Cultivating a Digital-Ready Culture
The challenge, then, is to develop the elements of digital culture to promote innovation without sacrificing integrity and stability. It’s a worthy goal. In fact, our research on more than 500 digital and traditional companies shows that striving for integrity and stability in a company’s culture does not hurt self-reported measures of innovation, profitability, and customer satisfaction. That’s good news for traditional companies, maturing digital companies, and millennial workers who now care as much about growing families and communities as they do about growing businesses. Instead of ditching all past practices, traditional companies should try to create a digital culture that embraces the best of their legacy. We highlight three principles for making this happen. (See also “Principles for Creating the Culture You Need.”)
Build the practices that set digital companies apart. The greatest advantage of digital companies is the speed with which they create and test innovations. Traditional businesses must try to cultivate habits of rapid experimentation and self-organization within a framework of data-driven decision-making.
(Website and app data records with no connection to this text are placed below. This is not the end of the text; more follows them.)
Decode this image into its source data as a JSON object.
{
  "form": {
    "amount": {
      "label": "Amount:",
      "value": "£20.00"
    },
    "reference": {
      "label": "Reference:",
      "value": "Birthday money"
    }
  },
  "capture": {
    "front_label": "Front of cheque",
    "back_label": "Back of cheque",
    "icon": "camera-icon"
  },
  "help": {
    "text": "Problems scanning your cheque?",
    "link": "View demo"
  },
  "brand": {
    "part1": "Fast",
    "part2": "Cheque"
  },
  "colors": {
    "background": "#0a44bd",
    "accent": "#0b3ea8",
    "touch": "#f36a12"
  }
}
These practices may feel alien to companies whose structures, values, and governance rules were designed for cautious stability. Yet our analysis shows that rapid experimentation and self-organizing strongly drive measures of self-reported performance, including growth and innovation. Moreover, organizations can’t experiment effectively without the data to measure change.
Preserve practices that promote integrity and stability. Your customers, employees, regulators, and shareholders deeply appreciate these qualities and the practices that support them. As we noted above, companies managing for integrity and stability report performance that is neither better nor worse than that of companies that do not. Yet the negative outcomes of omitting these practices have become apparent in many digital-native companies. That’s why many successful digital businesses have begun to improve their integrity and stability practices as they mature.
Reorient important practices that are still optimized for the pre-digital world. The speed and interconnectedness of the digital world demands a new orientation to customers, results, and rules. Asking customers about their needs must be supplemented by anticipating customer desires and proactively experimenting to delight the customer. Infrequent and opaque performance evaluations must be replaced or supplemented by ongoing attention to transparent goals and performance metrics. Wherever possible, strict rules and controls must give way to broader guidelines and transparent monitoring. Employees who use rules to prevent change must be counseled to be more flexible. For example, Google requires employees to follow strong technical and data standards but encourages innovation that builds on those guidelines. Objectives and key results at the company, team, and individual levels are visible widely. This transparency encourages higher performance and improves collaboration.